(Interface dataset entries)

+ + + +

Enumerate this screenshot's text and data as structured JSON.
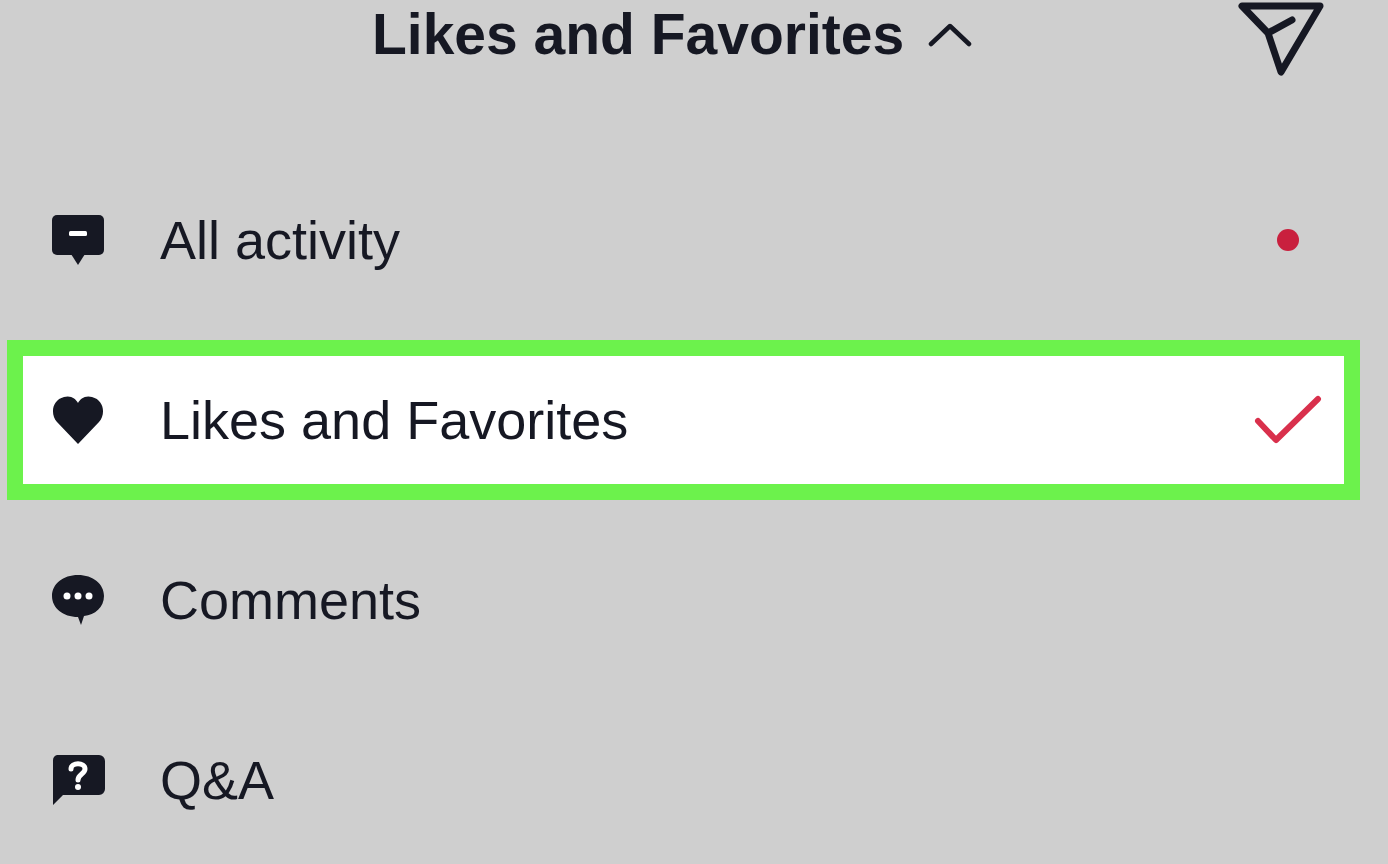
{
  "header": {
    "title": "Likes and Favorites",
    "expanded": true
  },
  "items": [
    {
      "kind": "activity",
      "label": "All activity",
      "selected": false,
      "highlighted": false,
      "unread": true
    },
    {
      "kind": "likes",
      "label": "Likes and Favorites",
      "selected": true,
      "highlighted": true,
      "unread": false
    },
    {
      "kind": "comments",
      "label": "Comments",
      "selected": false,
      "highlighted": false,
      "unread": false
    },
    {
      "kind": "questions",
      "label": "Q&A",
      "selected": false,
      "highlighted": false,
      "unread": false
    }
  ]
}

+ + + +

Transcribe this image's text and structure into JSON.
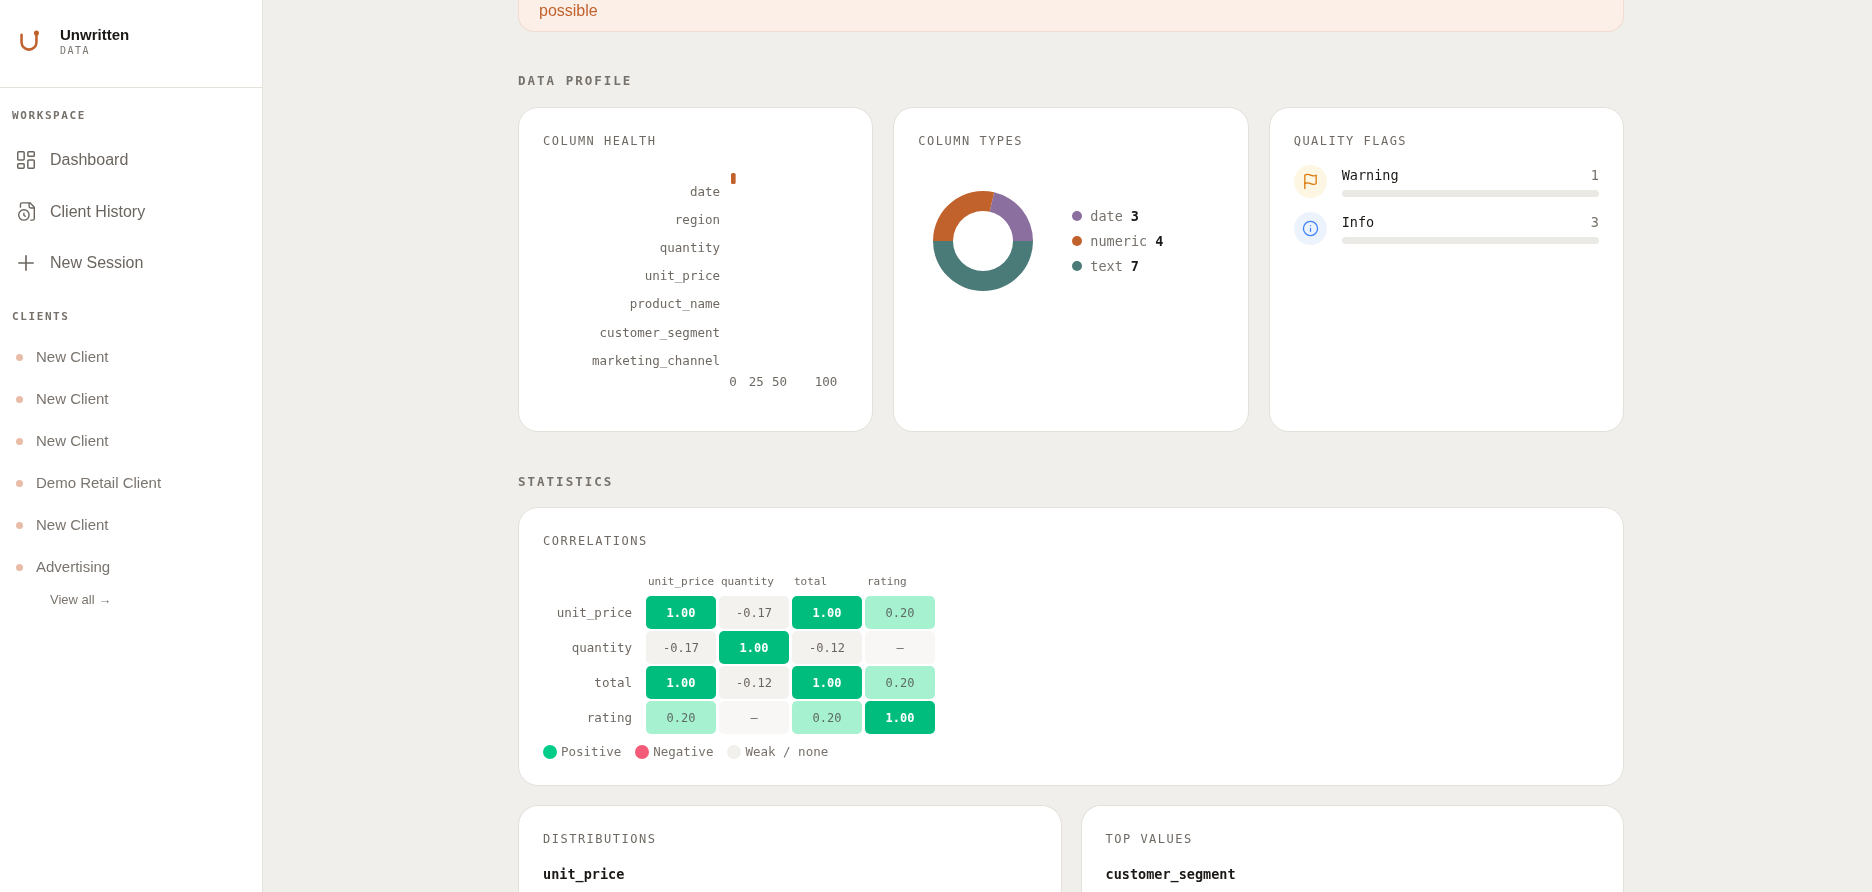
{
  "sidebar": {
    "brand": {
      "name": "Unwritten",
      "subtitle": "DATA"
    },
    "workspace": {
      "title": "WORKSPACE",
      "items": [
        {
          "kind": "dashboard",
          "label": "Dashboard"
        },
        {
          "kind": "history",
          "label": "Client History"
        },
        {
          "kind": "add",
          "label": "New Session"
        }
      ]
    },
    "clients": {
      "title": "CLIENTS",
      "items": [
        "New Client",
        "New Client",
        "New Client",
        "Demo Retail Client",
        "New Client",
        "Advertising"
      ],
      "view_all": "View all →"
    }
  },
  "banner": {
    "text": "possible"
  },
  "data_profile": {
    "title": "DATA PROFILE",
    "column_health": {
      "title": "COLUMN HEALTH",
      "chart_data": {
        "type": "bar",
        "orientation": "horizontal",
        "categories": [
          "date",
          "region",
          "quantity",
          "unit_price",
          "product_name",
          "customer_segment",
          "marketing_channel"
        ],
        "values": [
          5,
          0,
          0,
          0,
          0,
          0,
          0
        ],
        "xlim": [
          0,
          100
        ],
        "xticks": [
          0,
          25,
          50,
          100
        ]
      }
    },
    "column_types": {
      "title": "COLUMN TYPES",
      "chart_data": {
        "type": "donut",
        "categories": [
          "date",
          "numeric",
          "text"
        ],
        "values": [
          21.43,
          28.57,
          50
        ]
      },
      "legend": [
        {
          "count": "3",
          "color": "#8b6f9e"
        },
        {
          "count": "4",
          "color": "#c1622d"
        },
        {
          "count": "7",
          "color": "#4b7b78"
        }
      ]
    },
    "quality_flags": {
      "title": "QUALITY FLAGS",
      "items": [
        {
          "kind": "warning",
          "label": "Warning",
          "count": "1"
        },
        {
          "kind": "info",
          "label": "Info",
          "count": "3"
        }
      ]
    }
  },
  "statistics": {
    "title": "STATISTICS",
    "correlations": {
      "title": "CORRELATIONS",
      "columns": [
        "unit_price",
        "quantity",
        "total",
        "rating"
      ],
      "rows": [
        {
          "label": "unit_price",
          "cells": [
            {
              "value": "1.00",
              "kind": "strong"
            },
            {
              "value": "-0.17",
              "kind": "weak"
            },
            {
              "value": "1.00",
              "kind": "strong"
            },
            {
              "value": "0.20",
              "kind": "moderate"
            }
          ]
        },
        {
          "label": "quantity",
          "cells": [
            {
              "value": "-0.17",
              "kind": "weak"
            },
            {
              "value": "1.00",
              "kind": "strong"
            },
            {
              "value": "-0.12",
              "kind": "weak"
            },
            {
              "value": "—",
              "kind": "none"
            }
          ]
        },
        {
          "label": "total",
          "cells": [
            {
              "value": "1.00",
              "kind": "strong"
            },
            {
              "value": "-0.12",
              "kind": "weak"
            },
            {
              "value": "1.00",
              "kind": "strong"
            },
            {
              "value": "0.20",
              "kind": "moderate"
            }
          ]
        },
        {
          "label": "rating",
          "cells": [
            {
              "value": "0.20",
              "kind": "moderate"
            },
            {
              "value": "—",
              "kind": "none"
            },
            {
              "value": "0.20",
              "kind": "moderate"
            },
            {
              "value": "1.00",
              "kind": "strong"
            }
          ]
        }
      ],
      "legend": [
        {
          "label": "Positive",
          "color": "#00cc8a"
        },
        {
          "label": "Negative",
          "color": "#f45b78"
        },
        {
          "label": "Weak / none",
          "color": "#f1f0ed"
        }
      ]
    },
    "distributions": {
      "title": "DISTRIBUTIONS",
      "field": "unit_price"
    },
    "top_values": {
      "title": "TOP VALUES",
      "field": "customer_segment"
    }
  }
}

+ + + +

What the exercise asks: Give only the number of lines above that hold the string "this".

Your solution: 2